We’d be willing to bet that small-town folks everywhere in the US have all seen the “surfing Santa” trope and can tell you what “Mele Kalikimaka” means. We share the small-town Holiday Spirit here in Hawaii, and in that spirit, we’ll share a few of our favorite Hawaii small towns.
Haleiwa on Oahu’s North Shore is an old sugar town. The main drag of Kamehameha Highway that runs through Haleiwa is lined with small business eateries and galleries, surf gear emporiums and coffee shops. It is also the epicenter of the Vans Triple Crown of Surfing, when Haleiwa resembles more of a far-flung bazaar than a small town.
Poipu on Kauai is also another old sugar town. Nearby Koloa was where the industry began in Hawaii. The population at Poipu is often mostly visitors, but it remains a small town even as slick resorts gleam along its beaches.
On the Big Island, Waimea’s past is rooted in cattle ranching after the sandalwood trade cleared the land generations ago in 19th century. Ranching remains the economic driver in Waimea, with big game hunting becoming more popular in recent years.
Paia on Maui is known for many things. It’s an old sugar town.
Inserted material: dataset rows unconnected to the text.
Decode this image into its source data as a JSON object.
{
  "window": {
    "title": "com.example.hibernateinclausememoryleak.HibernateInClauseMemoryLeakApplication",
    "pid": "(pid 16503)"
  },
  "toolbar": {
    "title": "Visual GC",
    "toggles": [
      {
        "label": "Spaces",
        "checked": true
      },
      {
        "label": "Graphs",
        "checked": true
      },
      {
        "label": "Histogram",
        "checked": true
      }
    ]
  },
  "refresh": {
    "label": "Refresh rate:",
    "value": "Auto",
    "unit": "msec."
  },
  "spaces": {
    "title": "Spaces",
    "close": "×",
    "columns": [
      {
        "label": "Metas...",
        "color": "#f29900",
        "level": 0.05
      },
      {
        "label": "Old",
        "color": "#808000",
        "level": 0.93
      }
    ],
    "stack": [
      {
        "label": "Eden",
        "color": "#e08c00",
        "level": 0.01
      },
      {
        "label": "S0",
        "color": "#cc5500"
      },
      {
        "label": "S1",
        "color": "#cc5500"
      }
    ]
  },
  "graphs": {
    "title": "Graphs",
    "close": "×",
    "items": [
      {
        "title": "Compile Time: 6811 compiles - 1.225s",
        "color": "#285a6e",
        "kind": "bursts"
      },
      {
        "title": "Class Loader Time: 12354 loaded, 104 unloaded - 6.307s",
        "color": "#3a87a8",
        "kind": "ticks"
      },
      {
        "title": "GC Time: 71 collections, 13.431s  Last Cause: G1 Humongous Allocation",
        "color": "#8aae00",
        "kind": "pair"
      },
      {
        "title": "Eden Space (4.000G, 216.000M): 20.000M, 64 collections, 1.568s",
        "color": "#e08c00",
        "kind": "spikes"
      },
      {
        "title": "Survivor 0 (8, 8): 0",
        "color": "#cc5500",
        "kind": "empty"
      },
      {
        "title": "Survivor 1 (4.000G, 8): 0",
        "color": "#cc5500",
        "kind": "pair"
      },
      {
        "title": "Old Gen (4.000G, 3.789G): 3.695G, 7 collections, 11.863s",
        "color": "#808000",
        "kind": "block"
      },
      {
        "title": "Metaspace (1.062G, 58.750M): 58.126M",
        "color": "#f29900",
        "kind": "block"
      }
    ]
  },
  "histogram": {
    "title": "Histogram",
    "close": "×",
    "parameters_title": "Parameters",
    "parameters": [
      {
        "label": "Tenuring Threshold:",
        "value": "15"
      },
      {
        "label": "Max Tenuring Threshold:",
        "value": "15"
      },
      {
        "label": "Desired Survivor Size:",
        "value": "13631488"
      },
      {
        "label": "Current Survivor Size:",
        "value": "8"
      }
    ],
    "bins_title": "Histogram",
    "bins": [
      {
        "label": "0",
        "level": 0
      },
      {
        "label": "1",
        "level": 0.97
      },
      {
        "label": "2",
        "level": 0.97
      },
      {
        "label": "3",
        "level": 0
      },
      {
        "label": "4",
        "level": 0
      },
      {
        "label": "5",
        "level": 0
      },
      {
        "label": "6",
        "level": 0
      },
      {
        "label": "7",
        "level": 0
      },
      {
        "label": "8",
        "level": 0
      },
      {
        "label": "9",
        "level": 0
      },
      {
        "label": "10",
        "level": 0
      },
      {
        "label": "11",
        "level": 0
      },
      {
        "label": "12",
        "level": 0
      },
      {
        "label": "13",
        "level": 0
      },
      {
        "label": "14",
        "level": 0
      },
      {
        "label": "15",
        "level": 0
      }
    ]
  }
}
It is an enclave of artists, craftspeople, surf-crazed youngsters, and daring up-and-coming chefs. It’s remote and far from the resort centers of Kaanapali and Wailea, removed from the business centers of Kahului and Kihei. It’s quiet, and we like it there.
We may not have snow-driven country lanes or chimneys smoking into frigid nights, but we do have the Holiday Spirit. Our shopping malls and retail districts spare no expense on evoking it with sparling cold-weather tropes. But our small towns are where Hawaii’s Holiday Spirit really lives.